(Collected data)
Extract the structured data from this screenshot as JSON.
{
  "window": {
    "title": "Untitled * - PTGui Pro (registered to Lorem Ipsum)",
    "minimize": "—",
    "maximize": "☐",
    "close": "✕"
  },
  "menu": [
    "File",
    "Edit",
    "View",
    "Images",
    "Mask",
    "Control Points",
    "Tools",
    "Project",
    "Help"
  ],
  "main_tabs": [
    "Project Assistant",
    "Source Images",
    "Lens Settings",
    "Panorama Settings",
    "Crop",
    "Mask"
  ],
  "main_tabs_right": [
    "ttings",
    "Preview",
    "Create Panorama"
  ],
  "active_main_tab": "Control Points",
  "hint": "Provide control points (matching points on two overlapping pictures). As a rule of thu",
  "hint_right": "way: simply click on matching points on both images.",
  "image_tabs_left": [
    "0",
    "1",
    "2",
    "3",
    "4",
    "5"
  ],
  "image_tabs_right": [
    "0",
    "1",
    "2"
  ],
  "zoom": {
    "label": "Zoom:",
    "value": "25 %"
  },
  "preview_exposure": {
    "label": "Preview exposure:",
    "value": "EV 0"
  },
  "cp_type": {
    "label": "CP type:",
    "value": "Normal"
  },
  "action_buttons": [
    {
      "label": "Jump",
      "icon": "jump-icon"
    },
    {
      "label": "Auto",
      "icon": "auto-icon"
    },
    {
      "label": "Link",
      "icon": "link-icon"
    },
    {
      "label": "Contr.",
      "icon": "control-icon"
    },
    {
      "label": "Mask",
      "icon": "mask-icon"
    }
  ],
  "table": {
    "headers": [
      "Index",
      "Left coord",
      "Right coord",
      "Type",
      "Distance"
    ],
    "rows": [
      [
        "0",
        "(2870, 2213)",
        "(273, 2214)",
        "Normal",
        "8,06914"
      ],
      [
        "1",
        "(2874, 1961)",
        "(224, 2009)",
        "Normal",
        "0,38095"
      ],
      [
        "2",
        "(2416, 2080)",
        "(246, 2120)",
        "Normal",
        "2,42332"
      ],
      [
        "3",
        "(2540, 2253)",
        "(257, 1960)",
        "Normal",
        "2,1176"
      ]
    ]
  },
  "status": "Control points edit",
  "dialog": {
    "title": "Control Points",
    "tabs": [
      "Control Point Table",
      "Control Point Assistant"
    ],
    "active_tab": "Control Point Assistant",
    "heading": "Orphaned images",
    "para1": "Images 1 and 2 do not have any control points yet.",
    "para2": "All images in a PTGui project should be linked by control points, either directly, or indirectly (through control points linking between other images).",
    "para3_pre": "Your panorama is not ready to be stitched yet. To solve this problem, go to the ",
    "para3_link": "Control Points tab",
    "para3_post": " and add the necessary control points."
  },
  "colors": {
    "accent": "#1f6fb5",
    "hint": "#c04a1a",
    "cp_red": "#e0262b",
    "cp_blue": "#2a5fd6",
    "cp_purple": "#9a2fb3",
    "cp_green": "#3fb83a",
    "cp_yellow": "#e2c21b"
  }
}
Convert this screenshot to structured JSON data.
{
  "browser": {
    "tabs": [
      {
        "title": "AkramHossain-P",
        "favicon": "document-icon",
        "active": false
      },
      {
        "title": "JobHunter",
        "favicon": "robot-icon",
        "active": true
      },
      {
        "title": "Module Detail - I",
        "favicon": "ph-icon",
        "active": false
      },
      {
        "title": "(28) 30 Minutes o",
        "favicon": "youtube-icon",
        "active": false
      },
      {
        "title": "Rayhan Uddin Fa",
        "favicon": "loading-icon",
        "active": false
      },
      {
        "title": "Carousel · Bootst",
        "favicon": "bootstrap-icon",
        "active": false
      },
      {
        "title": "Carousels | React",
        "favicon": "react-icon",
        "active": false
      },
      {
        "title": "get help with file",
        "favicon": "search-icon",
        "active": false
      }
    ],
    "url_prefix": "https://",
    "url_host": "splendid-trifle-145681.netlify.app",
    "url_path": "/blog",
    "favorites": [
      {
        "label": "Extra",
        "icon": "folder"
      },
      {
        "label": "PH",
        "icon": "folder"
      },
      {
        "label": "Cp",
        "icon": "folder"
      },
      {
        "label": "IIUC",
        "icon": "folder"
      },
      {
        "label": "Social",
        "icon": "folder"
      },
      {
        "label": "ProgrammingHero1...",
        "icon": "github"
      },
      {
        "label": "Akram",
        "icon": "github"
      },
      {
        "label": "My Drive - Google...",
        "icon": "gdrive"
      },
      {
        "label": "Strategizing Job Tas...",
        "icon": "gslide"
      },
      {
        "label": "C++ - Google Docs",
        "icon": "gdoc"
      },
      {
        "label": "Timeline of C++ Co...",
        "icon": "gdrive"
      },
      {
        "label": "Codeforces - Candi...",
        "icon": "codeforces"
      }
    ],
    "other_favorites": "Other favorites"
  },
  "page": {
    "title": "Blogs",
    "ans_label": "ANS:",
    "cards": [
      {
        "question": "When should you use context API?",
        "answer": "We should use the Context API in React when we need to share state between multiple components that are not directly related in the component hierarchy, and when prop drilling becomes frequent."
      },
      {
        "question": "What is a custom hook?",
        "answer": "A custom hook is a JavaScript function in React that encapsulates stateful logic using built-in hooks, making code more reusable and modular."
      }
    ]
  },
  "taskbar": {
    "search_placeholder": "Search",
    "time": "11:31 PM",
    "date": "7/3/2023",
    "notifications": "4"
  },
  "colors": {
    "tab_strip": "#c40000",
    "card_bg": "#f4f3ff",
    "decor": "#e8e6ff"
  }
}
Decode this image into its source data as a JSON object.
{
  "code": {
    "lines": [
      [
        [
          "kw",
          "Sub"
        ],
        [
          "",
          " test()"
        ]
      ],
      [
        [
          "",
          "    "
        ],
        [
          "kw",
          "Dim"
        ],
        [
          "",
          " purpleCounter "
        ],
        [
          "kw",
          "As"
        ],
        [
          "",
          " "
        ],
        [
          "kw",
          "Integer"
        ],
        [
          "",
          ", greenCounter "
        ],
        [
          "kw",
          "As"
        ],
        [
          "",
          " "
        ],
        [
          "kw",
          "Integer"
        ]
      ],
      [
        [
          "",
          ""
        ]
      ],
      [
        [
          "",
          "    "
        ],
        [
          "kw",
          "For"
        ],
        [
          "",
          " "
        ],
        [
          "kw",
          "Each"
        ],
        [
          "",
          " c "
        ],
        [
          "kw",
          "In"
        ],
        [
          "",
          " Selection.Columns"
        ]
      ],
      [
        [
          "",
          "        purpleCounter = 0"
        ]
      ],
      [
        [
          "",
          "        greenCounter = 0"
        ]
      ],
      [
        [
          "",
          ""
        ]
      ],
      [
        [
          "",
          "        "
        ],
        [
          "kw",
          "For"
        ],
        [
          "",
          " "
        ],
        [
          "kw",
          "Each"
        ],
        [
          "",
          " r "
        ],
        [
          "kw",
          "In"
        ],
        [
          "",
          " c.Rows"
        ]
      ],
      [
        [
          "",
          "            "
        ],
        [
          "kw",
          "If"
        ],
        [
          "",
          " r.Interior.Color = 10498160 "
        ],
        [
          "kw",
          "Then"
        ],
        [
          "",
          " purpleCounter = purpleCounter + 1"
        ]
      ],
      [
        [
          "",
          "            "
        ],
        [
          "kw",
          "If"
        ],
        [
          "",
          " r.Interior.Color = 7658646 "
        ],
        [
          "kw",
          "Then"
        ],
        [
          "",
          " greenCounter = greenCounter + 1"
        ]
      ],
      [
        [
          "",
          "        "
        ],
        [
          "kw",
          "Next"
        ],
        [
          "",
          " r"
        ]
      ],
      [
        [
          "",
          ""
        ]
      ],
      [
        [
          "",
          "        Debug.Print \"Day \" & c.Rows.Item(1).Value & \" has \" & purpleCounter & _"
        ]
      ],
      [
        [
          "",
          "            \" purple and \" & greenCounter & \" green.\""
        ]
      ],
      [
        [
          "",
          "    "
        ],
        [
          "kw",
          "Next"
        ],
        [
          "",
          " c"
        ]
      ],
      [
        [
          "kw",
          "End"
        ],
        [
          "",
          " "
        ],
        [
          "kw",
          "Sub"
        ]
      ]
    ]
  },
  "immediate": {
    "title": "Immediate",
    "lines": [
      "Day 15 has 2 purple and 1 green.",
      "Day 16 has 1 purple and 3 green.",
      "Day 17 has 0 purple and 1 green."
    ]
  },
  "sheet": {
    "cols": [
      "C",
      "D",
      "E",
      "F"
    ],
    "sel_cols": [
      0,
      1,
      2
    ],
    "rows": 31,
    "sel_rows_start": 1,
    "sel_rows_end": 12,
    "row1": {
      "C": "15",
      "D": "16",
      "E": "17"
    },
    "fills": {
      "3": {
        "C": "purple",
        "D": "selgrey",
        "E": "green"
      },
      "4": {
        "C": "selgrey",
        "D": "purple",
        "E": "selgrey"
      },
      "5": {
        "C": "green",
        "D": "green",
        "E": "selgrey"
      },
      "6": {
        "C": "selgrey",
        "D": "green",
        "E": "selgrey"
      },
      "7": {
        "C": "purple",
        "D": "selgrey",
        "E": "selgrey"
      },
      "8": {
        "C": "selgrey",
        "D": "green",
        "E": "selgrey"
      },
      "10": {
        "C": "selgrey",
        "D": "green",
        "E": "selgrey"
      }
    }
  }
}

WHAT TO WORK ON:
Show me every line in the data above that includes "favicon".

EXERCISE RESULT:
        "favicon": "document-icon",
        "favicon": "robot-icon",
        "favicon": "ph-icon",
        "favicon": "youtube-icon",
        "favicon": "loading-icon",
        "favicon": "bootstrap-icon",
        "favicon": "react-icon",
        "favicon": "search-icon",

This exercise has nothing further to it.